A major issue tall Canadians face are the perpetual stereotypes that surround them. Phrases such as “Wow! You’re tall, you must play basketball.” and “What’s it like being able to find your friend at the bar?” often create expectations that tall people will inevitably become all-star athletes or private investigators regardless of personality, preferences or athletic ability. I have often had to explain my subpar b-ball skills to many a stranger and even my friends. In fact, this prejudice is something I’m sure tall Canadians of both genders have encountered.
Shopping often represents a tough time for many people. Things often don’t fit properly or flatter a particular body shape. Now, I’m not saying that clothes fit people of average height better, but imagine walking into a store where your size of jeans are not even offered. Even worse, as you grow up (at a faster rate than your peers) Canadian parents are required to buy clothes more frequently as their children grow at such an exponential rate. Tall Canadians are demanding a “ Tall Tax Credit” for the purposes of increased clothing expenditures. This credit should end when a citizen turns 21, and their growth rate has stopped or significantly slowed.

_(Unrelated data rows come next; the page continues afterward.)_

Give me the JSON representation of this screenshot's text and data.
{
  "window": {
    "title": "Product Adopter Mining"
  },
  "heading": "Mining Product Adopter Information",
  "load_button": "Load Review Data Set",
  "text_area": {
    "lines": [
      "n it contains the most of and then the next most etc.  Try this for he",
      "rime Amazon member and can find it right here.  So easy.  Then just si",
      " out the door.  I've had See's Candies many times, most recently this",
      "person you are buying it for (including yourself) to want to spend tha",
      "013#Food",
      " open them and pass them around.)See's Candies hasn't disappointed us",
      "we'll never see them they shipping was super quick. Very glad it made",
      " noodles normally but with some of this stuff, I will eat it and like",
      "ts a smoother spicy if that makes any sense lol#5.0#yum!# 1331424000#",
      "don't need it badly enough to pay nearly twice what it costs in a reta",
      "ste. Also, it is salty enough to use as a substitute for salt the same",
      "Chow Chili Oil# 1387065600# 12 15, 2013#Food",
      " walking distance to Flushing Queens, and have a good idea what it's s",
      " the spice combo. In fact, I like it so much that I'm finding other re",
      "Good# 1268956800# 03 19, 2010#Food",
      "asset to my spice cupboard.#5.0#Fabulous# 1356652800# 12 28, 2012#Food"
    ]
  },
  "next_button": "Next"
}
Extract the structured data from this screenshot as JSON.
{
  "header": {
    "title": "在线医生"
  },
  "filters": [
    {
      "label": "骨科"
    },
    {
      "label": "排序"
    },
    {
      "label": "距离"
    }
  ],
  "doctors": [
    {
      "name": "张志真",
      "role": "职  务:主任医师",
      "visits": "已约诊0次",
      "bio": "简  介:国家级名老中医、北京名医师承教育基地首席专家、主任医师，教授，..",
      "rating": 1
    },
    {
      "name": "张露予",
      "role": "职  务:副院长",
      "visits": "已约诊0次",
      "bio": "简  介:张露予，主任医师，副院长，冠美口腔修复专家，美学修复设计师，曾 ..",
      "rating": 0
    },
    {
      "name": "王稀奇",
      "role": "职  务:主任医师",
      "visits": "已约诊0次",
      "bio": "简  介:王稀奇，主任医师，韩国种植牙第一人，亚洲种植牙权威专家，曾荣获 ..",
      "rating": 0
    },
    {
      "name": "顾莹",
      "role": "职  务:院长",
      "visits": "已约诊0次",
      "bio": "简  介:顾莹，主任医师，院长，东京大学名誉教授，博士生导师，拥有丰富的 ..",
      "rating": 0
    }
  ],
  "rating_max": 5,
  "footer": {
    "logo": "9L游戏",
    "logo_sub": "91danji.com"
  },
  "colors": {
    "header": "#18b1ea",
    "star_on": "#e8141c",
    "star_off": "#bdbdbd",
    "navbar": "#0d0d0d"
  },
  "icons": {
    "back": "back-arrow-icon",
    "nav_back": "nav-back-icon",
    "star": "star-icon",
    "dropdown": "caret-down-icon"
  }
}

Finally, much like M-103 that protects against anti-islamic sentiments and phrases, tall Canadians are demanding that Bill T183 condemn the perpetuation of generalized statements. A spokesman for BIll T183 is calling for specific language that makes clear that “Tall Canadians are aware of their height. They know that they’re tall. It is redundant for that to be the first thing you comment on when you meet them.” From here on out, tall Canadians have every right to “simply respond with “yes” when being addressed simply with ‘you’re tall’ ”.